This chapter summarizes the history of the disk drive industry in all its complexity. Some readers will be interested in it for the sake of history itself. But the value of understanding this history is that out of its complexity emerge a few stunningly simple and consistent factors that have repeatedly determined the success and failure of the industry's best firms. Simply put, when the best firms succeeded, they did so because they listened responsively to their customers and invested aggressively in the technology, products, and manufacturing capabilities that satisfied their customers' next-generation needs. But, paradoxically, when the best firms subsequently failed, it was for the same reasons-they listened responsively to their customers and invested aggressively in the technology, products, and manufacturing capabilities that satisfied their customers' next-generation needs. This is one of the innovator's dilemmas: Blindly following the maxim that good managers should keep close to their customers can sometimes be a fatal mistake.

The history of the disk drive industry provides a framework for understanding when "keeping close to your customers" is good advice-and when it is not. The robustness of this framework could only be explored by researching the industry's history in careful detail. Some of that detail is recounted here, and elsewhere in this book, in the hope that readers who are immersed in the detail of their own industries will be better able to recognize how similar patterns have affected their own fortunes and those of their competitors.How Disk Drives Work

Disk drives write and read information that computers use. They comprise read-write heads mounted at the end of an arm that swings over the surface of a rotating disk in much the same way that a phonograph needle and arm reach over a record; aluminum or glass disks coated with magnetic material; at least two electric motors, a spin motor that drives the rotation of the disks and an actuator motor that moves the head to the desired position over the disk; and a variety of electronic circuits that control the drive's operation and its interface with the computer. See Figure 1.1 for an illustration of a typical disk drive.

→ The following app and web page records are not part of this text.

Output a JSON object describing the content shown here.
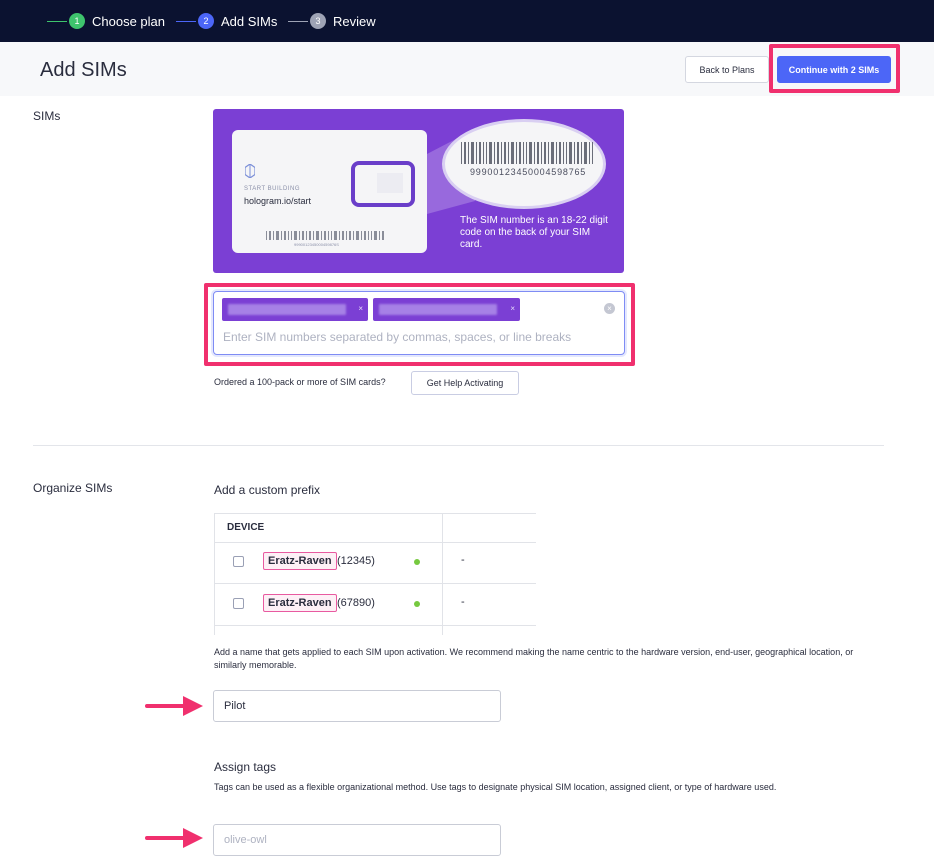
{
  "stepper": {
    "steps": [
      {
        "number": "1",
        "label": "Choose plan",
        "state": "complete",
        "color": "#3ec46d"
      },
      {
        "number": "2",
        "label": "Add SIMs",
        "state": "current",
        "color": "#4c66f7"
      },
      {
        "number": "3",
        "label": "Review",
        "state": "upcoming",
        "color": "#9ea3b5"
      }
    ]
  },
  "header": {
    "title": "Add SIMs",
    "back_label": "Back to Plans",
    "continue_label": "Continue with 2 SIMs"
  },
  "sims": {
    "section_label": "SIMs",
    "card": {
      "start_text": "START BUILDING",
      "url": "hologram.io/start",
      "small_barcode_number": "9990012345000459876S",
      "large_barcode_number": "99900123450004598765",
      "caption": "The SIM number is an 18-22 digit code on the back of your SIM card."
    },
    "input": {
      "chips": [
        {
          "remove": "×"
        },
        {
          "remove": "×"
        }
      ],
      "placeholder": "Enter SIM numbers separated by commas, spaces, or line breaks"
    },
    "help_text": "Ordered a 100-pack or more of SIM cards?",
    "help_button": "Get Help Activating"
  },
  "organize": {
    "section_label": "Organize SIMs",
    "prefix_heading": "Add a custom prefix",
    "table": {
      "header": "DEVICE",
      "rows": [
        {
          "name": "Eratz-Raven",
          "id": "(12345)",
          "value": "-"
        },
        {
          "name": "Eratz-Raven",
          "id": "(67890)",
          "value": "-"
        }
      ]
    },
    "prefix_description": "Add a name that gets applied to each SIM upon activation. We recommend making the name centric to the hardware version, end-user, geographical location, or similarly memorable.",
    "prefix_value": "Pilot",
    "tags_heading": "Assign tags",
    "tags_description": "Tags can be used as a flexible organizational method. Use tags to designate physical SIM location, assigned client, or type of hardware used.",
    "tags_placeholder": "olive-owl"
  },
  "colors": {
    "navbar": "#0b1230",
    "accent": "#4c66f7",
    "highlight": "#f0306e",
    "sim_purple": "#7b3fd4"
  }
}
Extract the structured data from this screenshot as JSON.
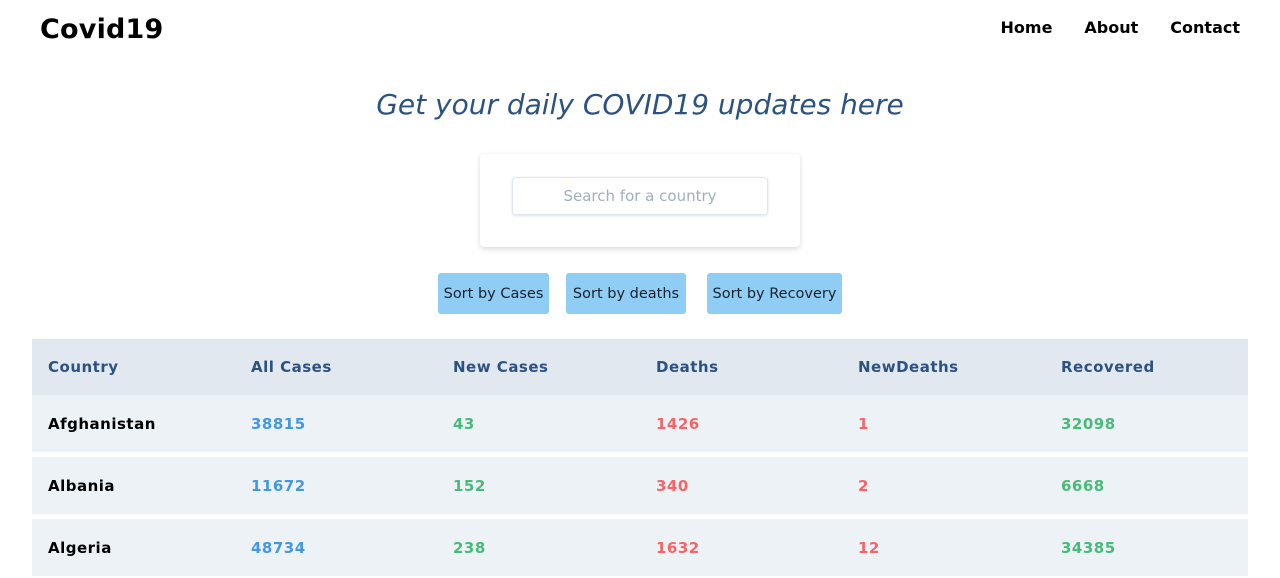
{
  "navbar": {
    "brand": "Covid19",
    "links": [
      "Home",
      "About",
      "Contact"
    ]
  },
  "headline": "Get your daily COVID19 updates here",
  "search": {
    "placeholder": "Search for a country",
    "value": ""
  },
  "sort_buttons": [
    "Sort by Cases",
    "Sort by deaths",
    "Sort by Recovery"
  ],
  "colors": {
    "headline": "#2c5282",
    "button": "#90cdf4",
    "all_cases": "#4299e1",
    "new_cases": "#48bb78",
    "deaths": "#f56565",
    "new_deaths": "#f56565",
    "recovered": "#48bb78"
  },
  "table": {
    "headers": [
      "Country",
      "All Cases",
      "New Cases",
      "Deaths",
      "NewDeaths",
      "Recovered"
    ],
    "rows": [
      {
        "country": "Afghanistan",
        "all_cases": "38815",
        "new_cases": "43",
        "deaths": "1426",
        "new_deaths": "1",
        "recovered": "32098"
      },
      {
        "country": "Albania",
        "all_cases": "11672",
        "new_cases": "152",
        "deaths": "340",
        "new_deaths": "2",
        "recovered": "6668"
      },
      {
        "country": "Algeria",
        "all_cases": "48734",
        "new_cases": "238",
        "deaths": "1632",
        "new_deaths": "12",
        "recovered": "34385"
      }
    ]
  }
}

The read-write head is a tiny electromagnet whose polarity changes whenever the direction of the electrical current running through it changes. Because opposite magnetic poles attract, when the polarity of the head becomes positive, the polarity of the area on the disk beneath the head switches to negative, and vice versa. By rapidly changing the direction of current flowing through the head's electromagnet as the disk spins beneath the head, a sequence of positively and negatively oriented magnetic domains are created in concentric tracks on the disk's surface. Disk drives can use the positive and negative domains on the disk as a binary numeric system--1 and 0--to "write" information onto disks. Drives read information from disks in essentially the opposite process: Changes in the magnetic flux fields on the disk surface induce changes in the micro current flowing through the head.Emergence of the Earliest Disk Drives

A team of researchers at IBM's San Jose research laboratories developed the first disk drive between 1952 and 1956. Named RAMAC (for Random Access Method for Accounting and Control), this drive was the size of a large refrigerator, incorporated fifty twenty-four-inch disks, and could store 5 megabytes (MB) of information (see Figure 1.2). Most of the fundamental architectural concepts and component technologies that defined today's dominant disk drive design were also developed at IBM. These include its removable packs of rigid disks (introduced in 1961)...

Excerpted from The Innovator's Dilemma © Copyright 2012 by Clayton M. Christensen. Reprinted with permission by HarperCollins. All rights reserved.

The Innovator's Dilemma
by by Clayton M. Christensen

  • paperback: 320 pages
  • Publisher: HarperCollins Publishers
  • ISBN-10: 0066620694
  • ISBN-13: 9780066620695